The United States Court of Appeals for the Federal Circuit affirmed the validity of key claims of a patent asserted by Cocona Labs in patent infringement cases brought against VF Outdoor LLC d/b/a The North Face (TNF) and Columbia Sportswear.
In 2017, Cocona Labs, a small Boulder, Colorado-based company, known for its dynamic thermoregulating 37.5 Technology, sued TNF and Columbia in the U.S. District Court for the District of Colorado for alleged infringement of U.S. patent number 8,945,287 B2 (the “‘287 Patent”).
In the years preceding the lawsuit, TNF and Columbia had purchased Cocona’s proprietary 2.5L waterproof breathable laminate technology from authorized suppliers and incorporated it into various outerwear product lines.
Cocona sued TNF and Columbia for patent infringement after the large outdoor apparel companies terminated their business relationships with Cocona and ceased purchasing material from Cocona’s authorized suppliers but allegedly continued to offer products that incorporated Cocona’s patented technology.
Cocona asserted in its complaint that infringement by both companies was knowing, intentional and willful.
After litigating the merits of Cocona’s claims for almost a year, TNF filed a petition before the Patent Trial and Appeal Board of the United States Patent and Trademark Office (PTAB) challenging the validity of claims of the ’287 Patent.
After a full trial, the PTAB rejected TNF’s arguments and ruled that key claims of the ‘287 Patent were not invalid.
TNF appealed the PTAB’s decision, resulting in the Court of Appeals affirming the validity of those claims at the March 4 hearing.
“This is a great day not only for Cocona, but for all small, technology companies in the United States working to protect the unauthorized use of their American-made technology from large firms sourcing products overseas where IP rights are nearly impossible to protect,” said Jeff Bowman, Cocona CEO.

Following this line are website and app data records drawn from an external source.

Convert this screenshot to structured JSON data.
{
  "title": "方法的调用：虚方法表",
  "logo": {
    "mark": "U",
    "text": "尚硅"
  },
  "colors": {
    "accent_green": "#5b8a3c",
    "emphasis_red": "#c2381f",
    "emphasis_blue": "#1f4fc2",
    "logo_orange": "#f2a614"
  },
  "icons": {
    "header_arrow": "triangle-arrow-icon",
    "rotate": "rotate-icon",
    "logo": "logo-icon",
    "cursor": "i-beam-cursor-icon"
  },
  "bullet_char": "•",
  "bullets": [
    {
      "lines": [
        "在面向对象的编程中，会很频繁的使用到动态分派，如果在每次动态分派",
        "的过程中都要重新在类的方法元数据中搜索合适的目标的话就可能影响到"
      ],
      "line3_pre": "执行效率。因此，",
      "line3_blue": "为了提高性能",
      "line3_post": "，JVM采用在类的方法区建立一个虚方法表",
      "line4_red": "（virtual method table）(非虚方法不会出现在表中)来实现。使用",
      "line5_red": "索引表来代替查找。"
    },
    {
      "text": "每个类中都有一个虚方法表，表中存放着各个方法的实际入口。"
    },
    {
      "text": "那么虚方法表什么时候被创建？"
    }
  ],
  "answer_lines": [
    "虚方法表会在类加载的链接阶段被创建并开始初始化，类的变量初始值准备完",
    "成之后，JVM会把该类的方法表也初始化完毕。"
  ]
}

“This concept of rational infringement is common today,” Bowman said. “Large companies apparently view it as more cost-effective to infringe than it is to pay royalties, under the belief that small technology companies will be unable to bear the legal costs of enforcing their IP.”